**What you should do:** Determine how many of the lines below include "running", then respond with that number and no other text.

Data entries

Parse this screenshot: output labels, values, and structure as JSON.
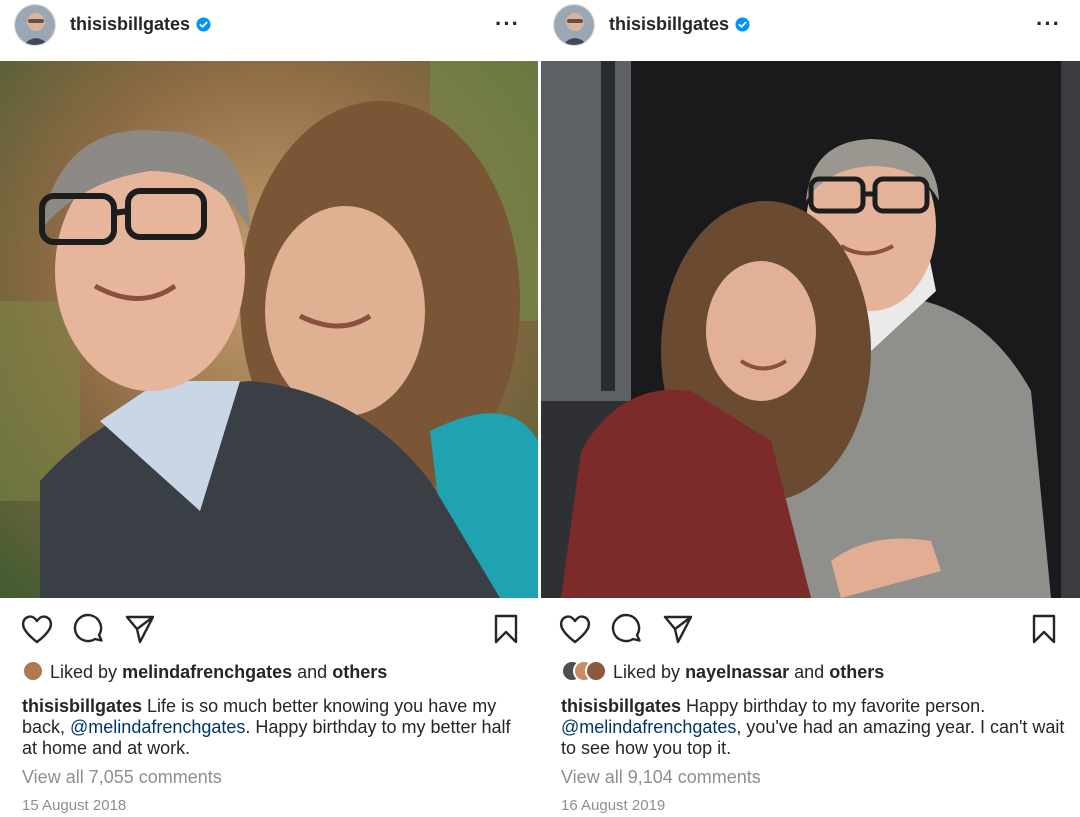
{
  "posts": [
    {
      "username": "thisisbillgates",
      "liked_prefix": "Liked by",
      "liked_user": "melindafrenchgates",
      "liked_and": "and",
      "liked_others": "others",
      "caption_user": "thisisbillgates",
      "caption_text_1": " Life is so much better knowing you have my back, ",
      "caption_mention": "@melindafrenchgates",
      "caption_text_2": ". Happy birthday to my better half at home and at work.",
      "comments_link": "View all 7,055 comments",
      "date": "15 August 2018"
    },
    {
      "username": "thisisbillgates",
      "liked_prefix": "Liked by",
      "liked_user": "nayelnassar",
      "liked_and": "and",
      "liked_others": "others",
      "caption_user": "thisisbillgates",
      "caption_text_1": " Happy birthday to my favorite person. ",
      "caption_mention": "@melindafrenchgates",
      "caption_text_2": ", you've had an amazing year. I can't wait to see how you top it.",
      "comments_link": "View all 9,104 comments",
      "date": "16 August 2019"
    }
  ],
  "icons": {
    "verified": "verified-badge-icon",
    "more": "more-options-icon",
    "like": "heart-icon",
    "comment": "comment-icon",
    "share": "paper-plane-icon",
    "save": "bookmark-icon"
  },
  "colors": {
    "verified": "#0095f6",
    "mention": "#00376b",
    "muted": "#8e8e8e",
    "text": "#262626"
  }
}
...
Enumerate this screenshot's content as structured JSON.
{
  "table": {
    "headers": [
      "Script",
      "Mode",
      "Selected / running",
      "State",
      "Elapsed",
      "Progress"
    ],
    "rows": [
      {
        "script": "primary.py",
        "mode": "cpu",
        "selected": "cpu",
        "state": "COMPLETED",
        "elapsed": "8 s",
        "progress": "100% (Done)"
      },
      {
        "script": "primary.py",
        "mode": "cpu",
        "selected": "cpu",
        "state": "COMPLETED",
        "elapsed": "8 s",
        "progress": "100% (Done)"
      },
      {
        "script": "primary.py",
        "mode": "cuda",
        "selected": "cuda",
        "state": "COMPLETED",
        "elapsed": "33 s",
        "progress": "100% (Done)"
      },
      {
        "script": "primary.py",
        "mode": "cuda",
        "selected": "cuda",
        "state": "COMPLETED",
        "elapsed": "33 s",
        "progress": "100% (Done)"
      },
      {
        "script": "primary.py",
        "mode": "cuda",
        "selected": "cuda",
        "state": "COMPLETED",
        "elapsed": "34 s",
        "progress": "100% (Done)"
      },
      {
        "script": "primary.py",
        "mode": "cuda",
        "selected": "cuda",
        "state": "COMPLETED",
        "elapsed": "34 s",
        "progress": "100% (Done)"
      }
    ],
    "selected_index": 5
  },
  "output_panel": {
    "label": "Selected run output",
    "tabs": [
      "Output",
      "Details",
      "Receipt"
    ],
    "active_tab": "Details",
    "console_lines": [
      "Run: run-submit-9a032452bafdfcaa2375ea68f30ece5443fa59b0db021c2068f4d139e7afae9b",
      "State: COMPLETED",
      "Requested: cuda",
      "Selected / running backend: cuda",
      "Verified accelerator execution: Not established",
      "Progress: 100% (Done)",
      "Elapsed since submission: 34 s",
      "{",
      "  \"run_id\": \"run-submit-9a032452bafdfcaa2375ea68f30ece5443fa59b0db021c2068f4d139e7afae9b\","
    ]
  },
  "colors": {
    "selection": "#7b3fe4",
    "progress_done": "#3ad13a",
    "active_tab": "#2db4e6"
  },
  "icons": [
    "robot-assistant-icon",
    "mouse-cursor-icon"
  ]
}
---
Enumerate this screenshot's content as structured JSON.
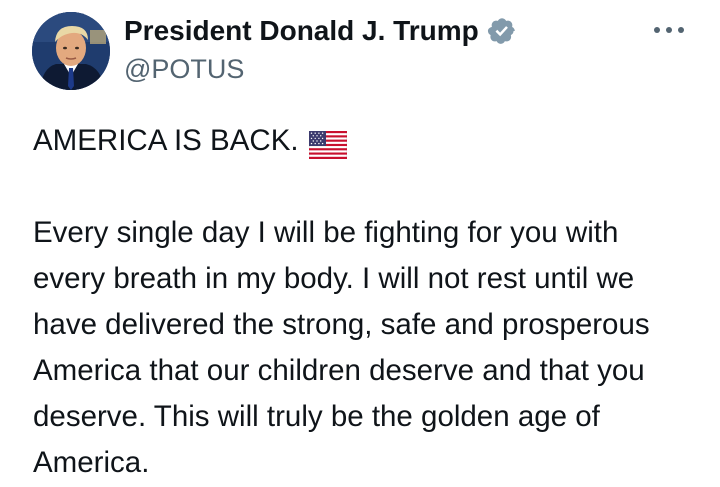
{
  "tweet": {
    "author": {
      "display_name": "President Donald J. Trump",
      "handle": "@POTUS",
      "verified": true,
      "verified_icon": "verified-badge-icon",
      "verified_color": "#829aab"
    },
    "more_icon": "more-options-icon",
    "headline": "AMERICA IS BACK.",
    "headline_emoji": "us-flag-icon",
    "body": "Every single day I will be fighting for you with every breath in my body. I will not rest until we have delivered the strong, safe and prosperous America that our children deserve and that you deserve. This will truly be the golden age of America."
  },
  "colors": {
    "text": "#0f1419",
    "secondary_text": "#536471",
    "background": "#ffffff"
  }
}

**Answer below:** 2